DATASET RECORDS START
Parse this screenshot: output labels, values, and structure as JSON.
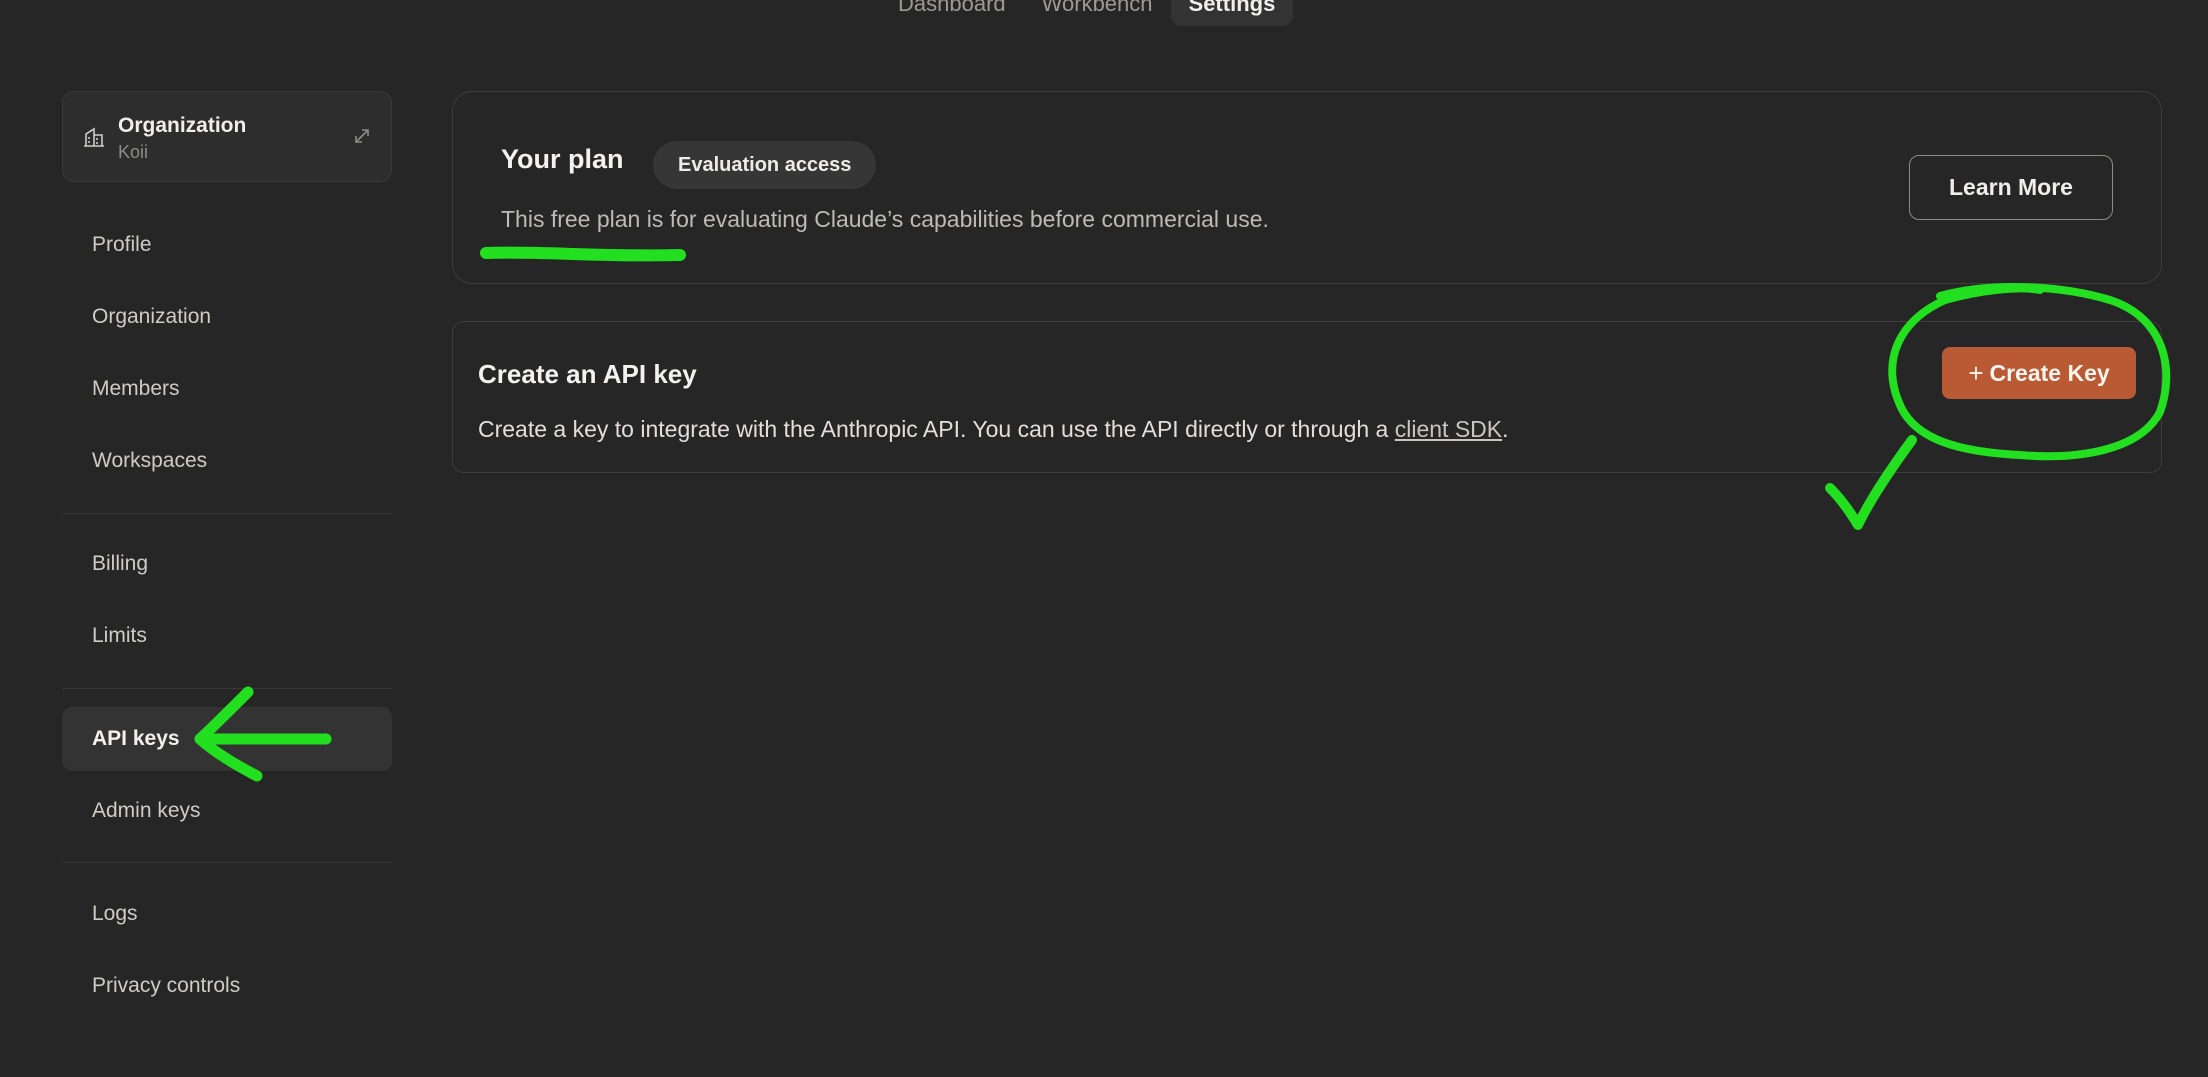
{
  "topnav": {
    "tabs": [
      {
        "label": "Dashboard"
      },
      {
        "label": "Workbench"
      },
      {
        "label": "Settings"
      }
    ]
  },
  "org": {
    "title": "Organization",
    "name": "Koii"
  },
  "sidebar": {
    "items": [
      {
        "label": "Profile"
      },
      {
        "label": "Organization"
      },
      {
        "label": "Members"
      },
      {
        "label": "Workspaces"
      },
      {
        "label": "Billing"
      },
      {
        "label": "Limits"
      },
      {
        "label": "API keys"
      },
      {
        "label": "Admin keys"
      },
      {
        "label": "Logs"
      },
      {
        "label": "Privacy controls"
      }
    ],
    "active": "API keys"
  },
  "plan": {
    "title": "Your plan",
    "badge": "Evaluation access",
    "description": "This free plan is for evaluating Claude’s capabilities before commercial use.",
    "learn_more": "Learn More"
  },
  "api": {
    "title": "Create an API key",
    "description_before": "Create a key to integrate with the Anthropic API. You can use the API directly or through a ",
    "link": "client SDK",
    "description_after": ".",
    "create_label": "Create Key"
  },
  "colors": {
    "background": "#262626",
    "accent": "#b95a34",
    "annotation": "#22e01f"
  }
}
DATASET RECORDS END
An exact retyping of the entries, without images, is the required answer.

◆ **YOUR SOLUTION**:
Parse this screenshot: output labels, values, and structure as JSON.
{
  "topnav": {
    "tabs": [
      {
        "label": "Dashboard"
      },
      {
        "label": "Workbench"
      },
      {
        "label": "Settings"
      }
    ]
  },
  "org": {
    "title": "Organization",
    "name": "Koii"
  },
  "sidebar": {
    "items": [
      {
        "label": "Profile"
      },
      {
        "label": "Organization"
      },
      {
        "label": "Members"
      },
      {
        "label": "Workspaces"
      },
      {
        "label": "Billing"
      },
      {
        "label": "Limits"
      },
      {
        "label": "API keys"
      },
      {
        "label": "Admin keys"
      },
      {
        "label": "Logs"
      },
      {
        "label": "Privacy controls"
      }
    ],
    "active": "API keys"
  },
  "plan": {
    "title": "Your plan",
    "badge": "Evaluation access",
    "description": "This free plan is for evaluating Claude’s capabilities before commercial use.",
    "learn_more": "Learn More"
  },
  "api": {
    "title": "Create an API key",
    "description_before": "Create a key to integrate with the Anthropic API. You can use the API directly or through a ",
    "link": "client SDK",
    "description_after": ".",
    "create_label": "Create Key"
  },
  "colors": {
    "background": "#262626",
    "accent": "#b95a34",
    "annotation": "#22e01f"
  }
}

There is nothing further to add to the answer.